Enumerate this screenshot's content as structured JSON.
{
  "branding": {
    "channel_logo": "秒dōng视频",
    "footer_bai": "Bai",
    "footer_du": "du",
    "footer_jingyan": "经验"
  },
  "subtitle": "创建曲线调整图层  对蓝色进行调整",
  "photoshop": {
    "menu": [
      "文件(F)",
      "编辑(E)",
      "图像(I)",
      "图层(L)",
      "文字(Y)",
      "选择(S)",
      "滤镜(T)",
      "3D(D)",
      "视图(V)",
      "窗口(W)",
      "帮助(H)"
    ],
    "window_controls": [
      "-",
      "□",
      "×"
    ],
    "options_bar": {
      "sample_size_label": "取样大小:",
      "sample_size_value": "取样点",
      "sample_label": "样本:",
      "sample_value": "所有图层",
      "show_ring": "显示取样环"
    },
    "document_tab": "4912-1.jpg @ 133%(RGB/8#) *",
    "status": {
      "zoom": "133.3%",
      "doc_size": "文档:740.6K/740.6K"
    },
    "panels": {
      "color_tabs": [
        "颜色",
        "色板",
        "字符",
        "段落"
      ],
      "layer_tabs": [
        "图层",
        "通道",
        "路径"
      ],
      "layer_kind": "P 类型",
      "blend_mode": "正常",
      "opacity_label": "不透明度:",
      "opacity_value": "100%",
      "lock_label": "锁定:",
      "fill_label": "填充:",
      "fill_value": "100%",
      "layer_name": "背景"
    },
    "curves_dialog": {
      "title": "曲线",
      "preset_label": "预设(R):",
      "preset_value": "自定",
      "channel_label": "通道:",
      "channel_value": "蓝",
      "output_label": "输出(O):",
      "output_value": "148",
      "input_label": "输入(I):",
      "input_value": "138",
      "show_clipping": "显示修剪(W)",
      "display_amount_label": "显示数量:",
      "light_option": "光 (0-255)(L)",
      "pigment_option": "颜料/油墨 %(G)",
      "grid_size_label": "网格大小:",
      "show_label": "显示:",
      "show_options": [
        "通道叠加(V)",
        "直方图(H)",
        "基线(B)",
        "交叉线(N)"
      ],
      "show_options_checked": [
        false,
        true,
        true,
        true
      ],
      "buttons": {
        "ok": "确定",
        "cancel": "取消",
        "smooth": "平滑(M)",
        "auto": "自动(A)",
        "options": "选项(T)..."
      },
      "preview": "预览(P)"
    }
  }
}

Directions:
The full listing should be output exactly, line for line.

Response to the exercise:
Enumerate this screenshot's content as structured JSON.
{
  "branding": {
    "channel_logo": "秒dōng视频",
    "footer_bai": "Bai",
    "footer_du": "du",
    "footer_jingyan": "经验"
  },
  "subtitle": "创建曲线调整图层  对蓝色进行调整",
  "photoshop": {
    "menu": [
      "文件(F)",
      "编辑(E)",
      "图像(I)",
      "图层(L)",
      "文字(Y)",
      "选择(S)",
      "滤镜(T)",
      "3D(D)",
      "视图(V)",
      "窗口(W)",
      "帮助(H)"
    ],
    "window_controls": [
      "-",
      "□",
      "×"
    ],
    "options_bar": {
      "sample_size_label": "取样大小:",
      "sample_size_value": "取样点",
      "sample_label": "样本:",
      "sample_value": "所有图层",
      "show_ring": "显示取样环"
    },
    "document_tab": "4912-1.jpg @ 133%(RGB/8#) *",
    "status": {
      "zoom": "133.3%",
      "doc_size": "文档:740.6K/740.6K"
    },
    "panels": {
      "color_tabs": [
        "颜色",
        "色板",
        "字符",
        "段落"
      ],
      "layer_tabs": [
        "图层",
        "通道",
        "路径"
      ],
      "layer_kind": "P 类型",
      "blend_mode": "正常",
      "opacity_label": "不透明度:",
      "opacity_value": "100%",
      "lock_label": "锁定:",
      "fill_label": "填充:",
      "fill_value": "100%",
      "layer_name": "背景"
    },
    "curves_dialog": {
      "title": "曲线",
      "preset_label": "预设(R):",
      "preset_value": "自定",
      "channel_label": "通道:",
      "channel_value": "蓝",
      "output_label": "输出(O):",
      "output_value": "148",
      "input_label": "输入(I):",
      "input_value": "138",
      "show_clipping": "显示修剪(W)",
      "display_amount_label": "显示数量:",
      "light_option": "光 (0-255)(L)",
      "pigment_option": "颜料/油墨 %(G)",
      "grid_size_label": "网格大小:",
      "show_label": "显示:",
      "show_options": [
        "通道叠加(V)",
        "直方图(H)",
        "基线(B)",
        "交叉线(N)"
      ],
      "show_options_checked": [
        false,
        true,
        true,
        true
      ],
      "buttons": {
        "ok": "确定",
        "cancel": "取消",
        "smooth": "平滑(M)",
        "auto": "自动(A)",
        "options": "选项(T)..."
      },
      "preview": "预览(P)"
    }
  }
}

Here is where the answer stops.